[Data extracted from a collection]

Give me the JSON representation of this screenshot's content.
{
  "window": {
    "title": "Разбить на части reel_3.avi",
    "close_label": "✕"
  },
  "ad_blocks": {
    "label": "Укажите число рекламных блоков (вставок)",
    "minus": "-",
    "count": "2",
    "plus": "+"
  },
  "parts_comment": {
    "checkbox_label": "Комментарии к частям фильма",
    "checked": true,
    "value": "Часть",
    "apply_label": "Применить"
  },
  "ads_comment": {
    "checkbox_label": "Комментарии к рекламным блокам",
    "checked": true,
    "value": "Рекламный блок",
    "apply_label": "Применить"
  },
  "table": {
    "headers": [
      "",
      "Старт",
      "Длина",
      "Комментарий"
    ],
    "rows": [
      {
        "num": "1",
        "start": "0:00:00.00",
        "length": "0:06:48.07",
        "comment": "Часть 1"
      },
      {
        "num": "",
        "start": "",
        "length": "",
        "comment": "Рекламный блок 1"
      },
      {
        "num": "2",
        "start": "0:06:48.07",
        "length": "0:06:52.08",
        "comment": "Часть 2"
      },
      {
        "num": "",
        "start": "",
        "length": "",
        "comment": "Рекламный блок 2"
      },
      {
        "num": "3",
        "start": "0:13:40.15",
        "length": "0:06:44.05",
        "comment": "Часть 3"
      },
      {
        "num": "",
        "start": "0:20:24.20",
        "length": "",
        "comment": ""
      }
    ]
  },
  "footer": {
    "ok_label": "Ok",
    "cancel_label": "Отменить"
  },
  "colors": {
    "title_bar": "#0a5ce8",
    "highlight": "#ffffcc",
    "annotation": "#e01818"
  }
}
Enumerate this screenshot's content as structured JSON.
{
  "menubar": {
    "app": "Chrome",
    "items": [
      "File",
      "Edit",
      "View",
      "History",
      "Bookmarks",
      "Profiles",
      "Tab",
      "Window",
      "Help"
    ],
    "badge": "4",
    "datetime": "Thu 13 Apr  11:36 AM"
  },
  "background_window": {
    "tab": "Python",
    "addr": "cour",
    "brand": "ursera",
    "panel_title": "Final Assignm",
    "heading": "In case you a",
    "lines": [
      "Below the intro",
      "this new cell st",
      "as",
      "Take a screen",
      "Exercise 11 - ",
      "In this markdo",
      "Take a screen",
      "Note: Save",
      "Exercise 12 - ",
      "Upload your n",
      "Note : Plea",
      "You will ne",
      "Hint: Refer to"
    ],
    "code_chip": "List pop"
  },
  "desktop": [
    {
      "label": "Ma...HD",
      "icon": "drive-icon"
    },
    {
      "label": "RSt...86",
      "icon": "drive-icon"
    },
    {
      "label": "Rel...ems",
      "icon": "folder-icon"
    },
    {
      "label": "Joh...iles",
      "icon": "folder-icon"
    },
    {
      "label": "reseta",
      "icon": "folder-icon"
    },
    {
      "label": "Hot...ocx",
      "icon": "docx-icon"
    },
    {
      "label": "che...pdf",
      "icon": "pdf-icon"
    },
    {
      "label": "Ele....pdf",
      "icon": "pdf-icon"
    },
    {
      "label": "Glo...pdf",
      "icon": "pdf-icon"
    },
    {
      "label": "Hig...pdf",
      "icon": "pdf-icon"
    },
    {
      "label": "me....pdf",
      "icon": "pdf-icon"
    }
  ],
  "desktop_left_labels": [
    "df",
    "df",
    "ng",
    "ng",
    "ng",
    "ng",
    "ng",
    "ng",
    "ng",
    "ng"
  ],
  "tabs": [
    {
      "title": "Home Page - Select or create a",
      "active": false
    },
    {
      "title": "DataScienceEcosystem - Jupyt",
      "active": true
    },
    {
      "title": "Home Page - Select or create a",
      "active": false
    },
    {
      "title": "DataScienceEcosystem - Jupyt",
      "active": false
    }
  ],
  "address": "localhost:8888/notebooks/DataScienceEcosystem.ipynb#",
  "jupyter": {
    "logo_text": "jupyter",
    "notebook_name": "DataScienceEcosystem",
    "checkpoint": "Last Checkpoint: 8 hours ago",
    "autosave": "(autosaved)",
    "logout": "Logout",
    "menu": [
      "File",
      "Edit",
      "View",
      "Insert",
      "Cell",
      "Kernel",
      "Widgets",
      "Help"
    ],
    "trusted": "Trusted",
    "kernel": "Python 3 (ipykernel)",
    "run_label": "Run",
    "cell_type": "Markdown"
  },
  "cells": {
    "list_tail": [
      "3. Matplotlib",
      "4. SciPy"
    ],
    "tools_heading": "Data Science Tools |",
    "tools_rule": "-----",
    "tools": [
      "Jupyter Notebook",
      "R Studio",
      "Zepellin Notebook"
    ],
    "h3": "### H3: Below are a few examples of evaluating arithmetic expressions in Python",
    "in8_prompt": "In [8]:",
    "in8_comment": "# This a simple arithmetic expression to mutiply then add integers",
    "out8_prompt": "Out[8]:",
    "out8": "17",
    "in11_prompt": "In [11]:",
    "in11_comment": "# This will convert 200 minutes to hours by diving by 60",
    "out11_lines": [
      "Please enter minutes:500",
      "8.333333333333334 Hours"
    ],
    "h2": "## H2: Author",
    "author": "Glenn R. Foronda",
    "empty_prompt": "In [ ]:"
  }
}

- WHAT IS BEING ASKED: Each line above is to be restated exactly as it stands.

- THE COMPLETED TASK:
Give me the JSON representation of this screenshot's content.
{
  "window": {
    "title": "Разбить на части reel_3.avi",
    "close_label": "✕"
  },
  "ad_blocks": {
    "label": "Укажите число рекламных блоков (вставок)",
    "minus": "-",
    "count": "2",
    "plus": "+"
  },
  "parts_comment": {
    "checkbox_label": "Комментарии к частям фильма",
    "checked": true,
    "value": "Часть",
    "apply_label": "Применить"
  },
  "ads_comment": {
    "checkbox_label": "Комментарии к рекламным блокам",
    "checked": true,
    "value": "Рекламный блок",
    "apply_label": "Применить"
  },
  "table": {
    "headers": [
      "",
      "Старт",
      "Длина",
      "Комментарий"
    ],
    "rows": [
      {
        "num": "1",
        "start": "0:00:00.00",
        "length": "0:06:48.07",
        "comment": "Часть 1"
      },
      {
        "num": "",
        "start": "",
        "length": "",
        "comment": "Рекламный блок 1"
      },
      {
        "num": "2",
        "start": "0:06:48.07",
        "length": "0:06:52.08",
        "comment": "Часть 2"
      },
      {
        "num": "",
        "start": "",
        "length": "",
        "comment": "Рекламный блок 2"
      },
      {
        "num": "3",
        "start": "0:13:40.15",
        "length": "0:06:44.05",
        "comment": "Часть 3"
      },
      {
        "num": "",
        "start": "0:20:24.20",
        "length": "",
        "comment": ""
      }
    ]
  },
  "footer": {
    "ok_label": "Ok",
    "cancel_label": "Отменить"
  },
  "colors": {
    "title_bar": "#0a5ce8",
    "highlight": "#ffffcc",
    "annotation": "#e01818"
  }
}
Enumerate this screenshot's content as structured JSON.
{
  "menubar": {
    "app": "Chrome",
    "items": [
      "File",
      "Edit",
      "View",
      "History",
      "Bookmarks",
      "Profiles",
      "Tab",
      "Window",
      "Help"
    ],
    "badge": "4",
    "datetime": "Thu 13 Apr  11:36 AM"
  },
  "background_window": {
    "tab": "Python",
    "addr": "cour",
    "brand": "ursera",
    "panel_title": "Final Assignm",
    "heading": "In case you a",
    "lines": [
      "Below the intro",
      "this new cell st",
      "as",
      "Take a screen",
      "Exercise 11 - ",
      "In this markdo",
      "Take a screen",
      "Note: Save",
      "Exercise 12 - ",
      "Upload your n",
      "Note : Plea",
      "You will ne",
      "Hint: Refer to"
    ],
    "code_chip": "List pop"
  },
  "desktop": [
    {
      "label": "Ma...HD",
      "icon": "drive-icon"
    },
    {
      "label": "RSt...86",
      "icon": "drive-icon"
    },
    {
      "label": "Rel...ems",
      "icon": "folder-icon"
    },
    {
      "label": "Joh...iles",
      "icon": "folder-icon"
    },
    {
      "label": "reseta",
      "icon": "folder-icon"
    },
    {
      "label": "Hot...ocx",
      "icon": "docx-icon"
    },
    {
      "label": "che...pdf",
      "icon": "pdf-icon"
    },
    {
      "label": "Ele....pdf",
      "icon": "pdf-icon"
    },
    {
      "label": "Glo...pdf",
      "icon": "pdf-icon"
    },
    {
      "label": "Hig...pdf",
      "icon": "pdf-icon"
    },
    {
      "label": "me....pdf",
      "icon": "pdf-icon"
    }
  ],
  "desktop_left_labels": [
    "df",
    "df",
    "ng",
    "ng",
    "ng",
    "ng",
    "ng",
    "ng",
    "ng",
    "ng"
  ],
  "tabs": [
    {
      "title": "Home Page - Select or create a",
      "active": false
    },
    {
      "title": "DataScienceEcosystem - Jupyt",
      "active": true
    },
    {
      "title": "Home Page - Select or create a",
      "active": false
    },
    {
      "title": "DataScienceEcosystem - Jupyt",
      "active": false
    }
  ],
  "address": "localhost:8888/notebooks/DataScienceEcosystem.ipynb#",
  "jupyter": {
    "logo_text": "jupyter",
    "notebook_name": "DataScienceEcosystem",
    "checkpoint": "Last Checkpoint: 8 hours ago",
    "autosave": "(autosaved)",
    "logout": "Logout",
    "menu": [
      "File",
      "Edit",
      "View",
      "Insert",
      "Cell",
      "Kernel",
      "Widgets",
      "Help"
    ],
    "trusted": "Trusted",
    "kernel": "Python 3 (ipykernel)",
    "run_label": "Run",
    "cell_type": "Markdown"
  },
  "cells": {
    "list_tail": [
      "3. Matplotlib",
      "4. SciPy"
    ],
    "tools_heading": "Data Science Tools |",
    "tools_rule": "-----",
    "tools": [
      "Jupyter Notebook",
      "R Studio",
      "Zepellin Notebook"
    ],
    "h3": "### H3: Below are a few examples of evaluating arithmetic expressions in Python",
    "in8_prompt": "In [8]:",
    "in8_comment": "# This a simple arithmetic expression to mutiply then add integers",
    "out8_prompt": "Out[8]:",
    "out8": "17",
    "in11_prompt": "In [11]:",
    "in11_comment": "# This will convert 200 minutes to hours by diving by 60",
    "out11_lines": [
      "Please enter minutes:500",
      "8.333333333333334 Hours"
    ],
    "h2": "## H2: Author",
    "author": "Glenn R. Foronda",
    "empty_prompt": "In [ ]:"
  }
}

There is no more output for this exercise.